Am I offering up peace or hostility? Am I offering up hope or desperation? Am I offering up anger or forgiveness? Love or hatred? What is it I am offering to those at the “table” around me? Do I actually come before the Lord with thanksgiving, and do I show thanksgiving towards others?
The Apostle Paul encourages the church body with these words found in Philippians 2:1-4
“Therefore, if you have any encouragement from being united with Christ, if any comfort from his love, if any common sharing in the Spirit, if any tenderness and compassion, then make my joy complete by being like-minded, having the same love, being one in spirit and of one mind. Do nothing out of selfish ambition or vain conceit. Rather, in humility value others above yourselves, not looking to your own interests but each of you to the interests of the others.”
Paul urges the readers of this passage to search themselves.

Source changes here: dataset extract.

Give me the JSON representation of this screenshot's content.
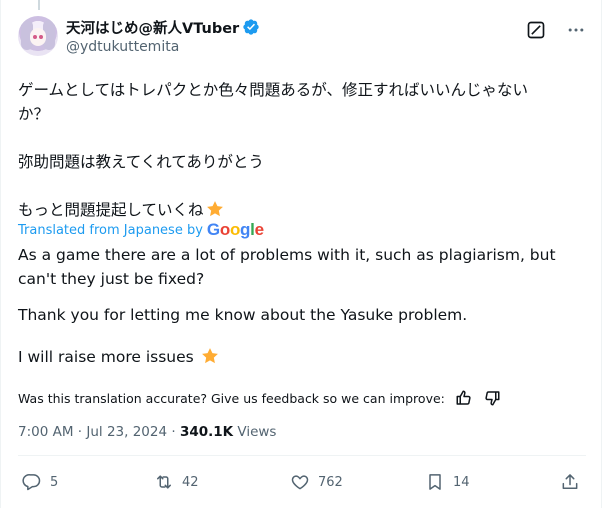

To take inventory of themselves. For us, as well as those early Christians, we have to ask ourselves, “Have I experienced encouragement, comfort, love, tenderness or compassion (grace and mercy as well) from my savior?” and if the answer is “yes,” then I have some moderate amount of obligation to share in that with others. I have some duty as a follower of Christ to show the same towards others.
It is my hope that we can all learn to offer up our very best towards our God, our friends, our families and yes, even our enemies, not just this Thanksgiving, but every day to come.
REV. BARRY VASSAR is pastor at Fitzgerald Memorial Baptist. He can be reached at email@example.com.